Maximise builder profit margin to be a profitable construction business

Regardless of the size of the construction business, we all face the same issue of getting the balance correct.  Maximising the builder profit margin and minimising overheads are key factors to managing a profitable construction business.

Furthermore understanding the difference between “cash flow” and “builder profit margin” is crucial to the financial success of any construction business.

Maintaining builder profit margin in the construction industry

How often do we hear the term “Cash flow is king”?  Less often, but more important is the term “Profit is King”

Cash flow is simply the flow of money into and out of the business.  Money comes into the business from clients and money goes out of the business to pay the overheads and project costs.  As a result when a construction company decides that cash flow is king they can often find themselves stagnating.  With the focus on cash flow, a construction business often finds they use the next job to pay for the previous job.

It’s when a construction business understands that “Profit is King” that the business will grow.  Most noteworthy for this type of business is the understanding of overheads.  As a result, the correct builder’s profit margin is then added to jobs.  Consequently, cash flow comes into the business, overheads are paid, yet there is still money left over in the bank account.  The money left in the bank account is the builder profit margin and is what is used to help expand the business.

Here are 4 tips to maximise builder profit margin:

1. Know your builder “base costs”

  • Knowing the company’s overheads and, more importantly, understanding them is critical.  Without this information adding the builder profit margin to any job is  like adding a number and crossing your fingers.  Overheads include things such as leases, rent, utilities and office administration costs such as the printing, stationery, phones, the website and marketing and more.
  • Make a list of all overheads and how much they cost each year.  Calculating this amount gives you a base figure to work from.
  • Maintain an up to date electronic price list from your material suppliers
  • Cultivate and maintain a good relationship with both your suppliers and your sub-contractors.  Treat them with respect and ensure prompt payments and clearly documented communication.  These guys can be critical when it comes to making or losing money on a project.

2. Include base costs into every building estimate

  • Divide the total overheads cost by the number of projects you expect to undertake each year.  This simple exercise shows how much in overheads to add into every quotation you undertake.  When the project is won a proportion of the overheads are being paid for by each project, not out of the builder’s hip pocket.
  • Don’t just use “bulk figures”.  Make time to add materials and items and sub-contractor quotes into your estimate.  When using “bulk figures” the builder profit margin becomes hard to trace.  Consequently, when forecasting similar projects, the same mistakes can be made and builder profit margin reduced or, even worse, lost.

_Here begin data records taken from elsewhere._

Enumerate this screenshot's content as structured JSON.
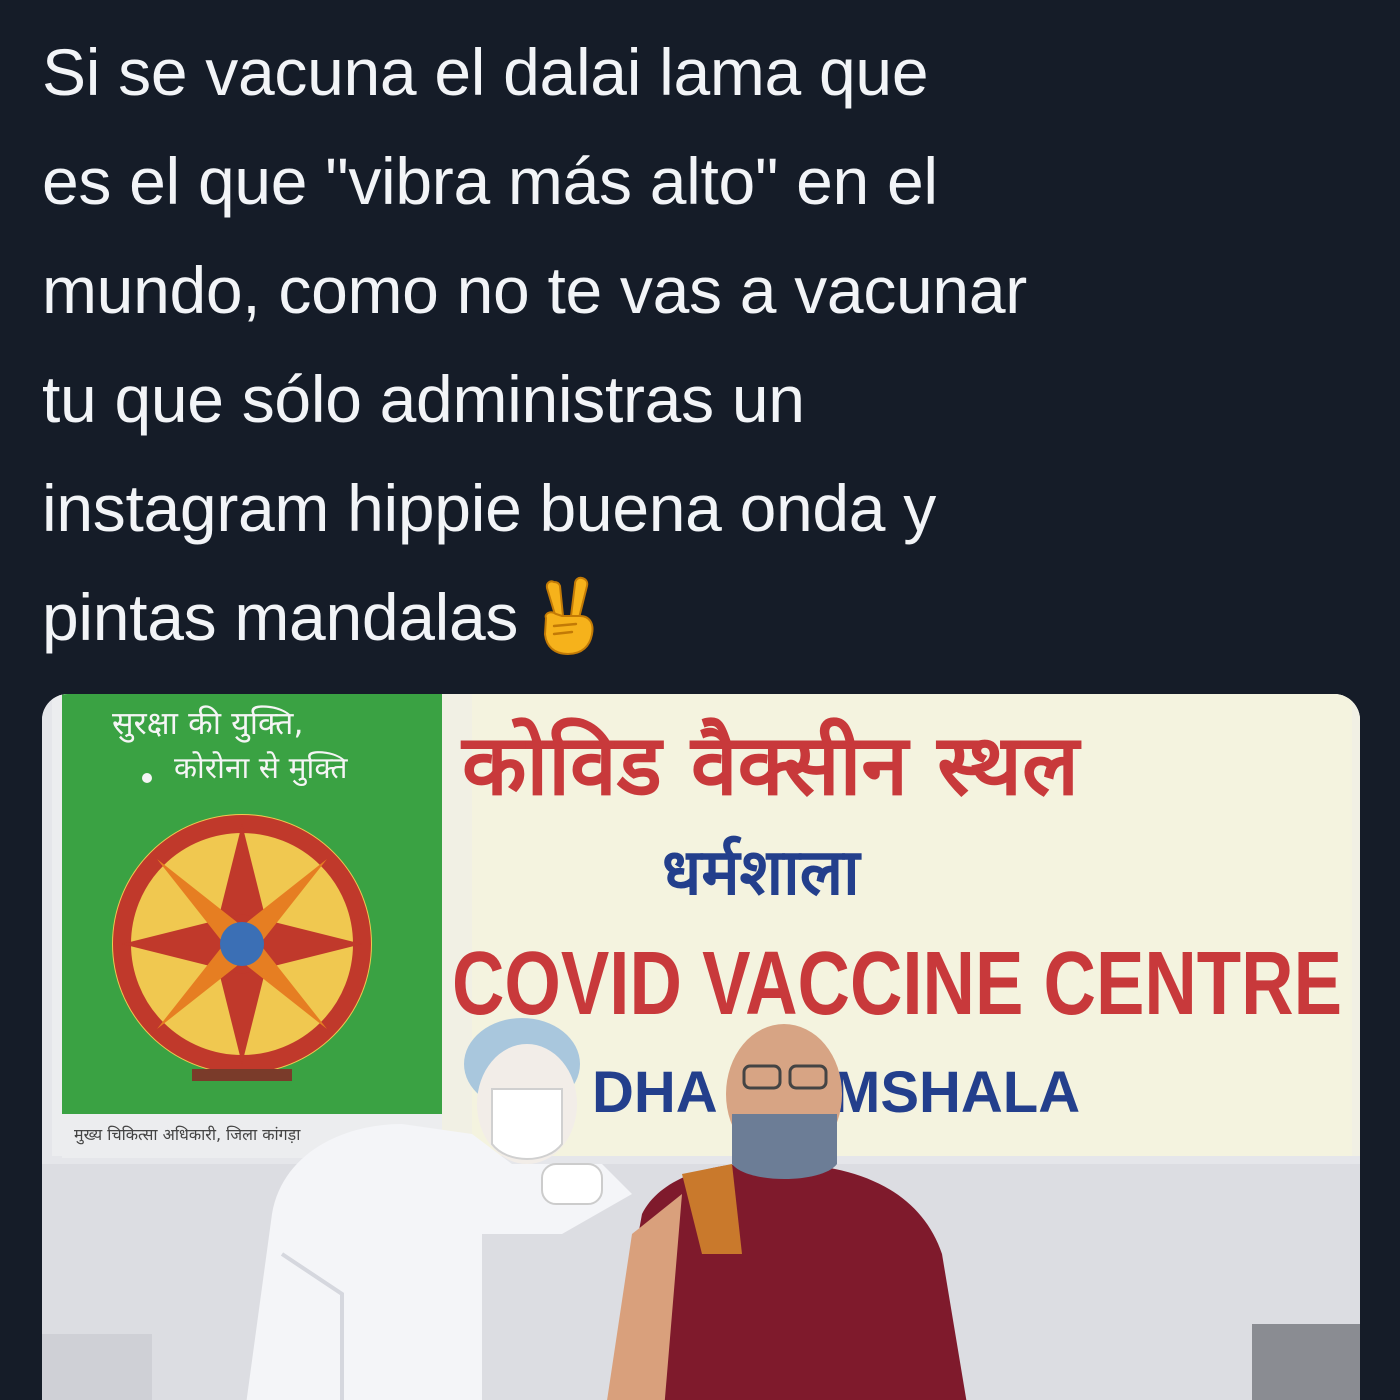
{
  "tweet": {
    "lines": [
      "Si se vacuna el dalai lama que",
      "es el que \"vibra más alto\" en el",
      "mundo, como no te vas a vacunar",
      "tu que sólo administras un",
      "instagram hippie buena onda y",
      "pintas mandalas"
    ],
    "emoji": "victory-hand-icon"
  },
  "photo": {
    "green_poster": {
      "line1": "सुरक्षा की युक्ति,",
      "line2": "कोरोना से मुक्ति",
      "footer": "मुख्य चिकित्सा अधिकारी, जिला कांगड़ा"
    },
    "banner": {
      "hindi_title": "कोविड वैक्सीन स्थल",
      "hindi_city": "धर्मशाला",
      "english_title": "COVID VACCINE CENTRE",
      "english_city_left": "DHA",
      "english_city_right": "MSHALA"
    }
  },
  "colors": {
    "background": "#151c28",
    "text": "#f2f4f7",
    "banner_red": "#c8393b",
    "banner_blue": "#233f8c",
    "poster_green": "#3aa243",
    "robe": "#7f1a2c"
  }
}
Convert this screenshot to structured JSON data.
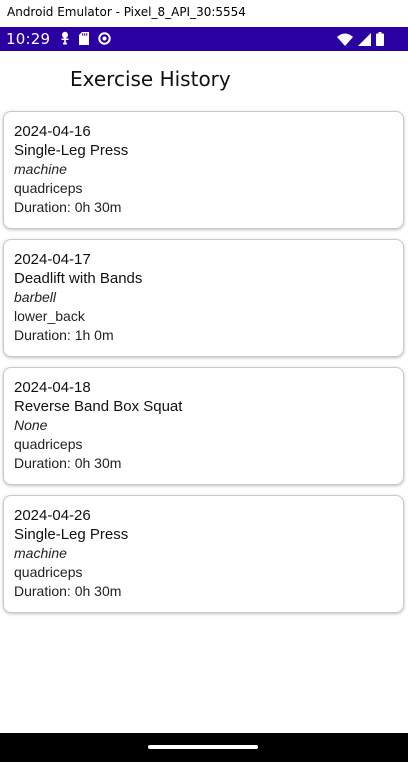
{
  "window": {
    "title": "Android Emulator - Pixel_8_API_30:5554"
  },
  "status_bar": {
    "time": "10:29",
    "left_icons": [
      "usb-debug-icon",
      "sd-card-icon",
      "sync-icon"
    ],
    "right_icons": [
      "wifi-icon",
      "signal-icon",
      "battery-icon"
    ],
    "color": "#2a00a3"
  },
  "header": {
    "title": "Exercise History"
  },
  "entries": [
    {
      "date": "2024-04-16",
      "name": "Single-Leg Press",
      "equipment": "machine",
      "muscle": "quadriceps",
      "duration": "Duration: 0h 30m"
    },
    {
      "date": "2024-04-17",
      "name": "Deadlift with Bands",
      "equipment": "barbell",
      "muscle": "lower_back",
      "duration": "Duration: 1h 0m"
    },
    {
      "date": "2024-04-18",
      "name": "Reverse Band Box Squat",
      "equipment": "None",
      "muscle": "quadriceps",
      "duration": "Duration: 0h 30m"
    },
    {
      "date": "2024-04-26",
      "name": "Single-Leg Press",
      "equipment": "machine",
      "muscle": "quadriceps",
      "duration": "Duration: 0h 30m"
    }
  ]
}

3. Forecast any risks or hazards

  • Be prepared for financial risks within a certain type of project.   Successful builders do this well.
  • Identify contingencies within a project.  More noteworthy, be sure you have a financial buffer within the job costs for such contingencies.
  • Implement quality processes when preparing project documentation to ensure compliance.   In this particular instance, we are referring to the Variation document.
  • Prior to the variation document being signed, review the document to ensure it meets contractual requirements. Too many builders have “gone bust” because there was a loophole in the variation. As a result of the client legally refused to pay for the additional work.

4. Total business management

  • Good builders will always build quality while staying afloat.
  • Wealthy builders grasp how to successfully manage the “business of building”.  In addition, wealthy builders understand “Profit is King” and the need to use the right tool to manage their business.  More importantly, they understand that to protect the builder profit margin, effective management of actual job costs against the estimated job costs is imperative.
  • Wealthy builders will review costs in “real time” not “after completion”.

It’s vital to realise the builder profit margin for each and every project. And that requires the correct construction management business tool.  The best construction management software package must be fully integrated to produce the best results.

Wealthy builders empower themselves with the correct business tool because:

  • They can estimate using an up to date” price list.
  • As a project manager, they can closely manage committed project costs against the budgeted costs.  This includes staff costs.
  • They can see overruns as they arise because they manage job costing in real time.
  • The project manager is proactive in executing a variation of the original contract.  Builder profit margin is protected because the project manager has the foresight during the project.
  • Management of Suppliers and Sub-Contractors is simple.
  • Management of the contract and retentions is automatic.
  • Reduced data entry frees up 5 – 10 hours per week. 240 – 480 hours per year (based on 48 working weeks).

If you could save 240 to 480 hours per year what would that equate to in dollar value to your business?  Now add into the equation the builder profit margin you are now realising for each project.

Do you want to be a “Good builder”? Or do you want to be a “Wealthy builder”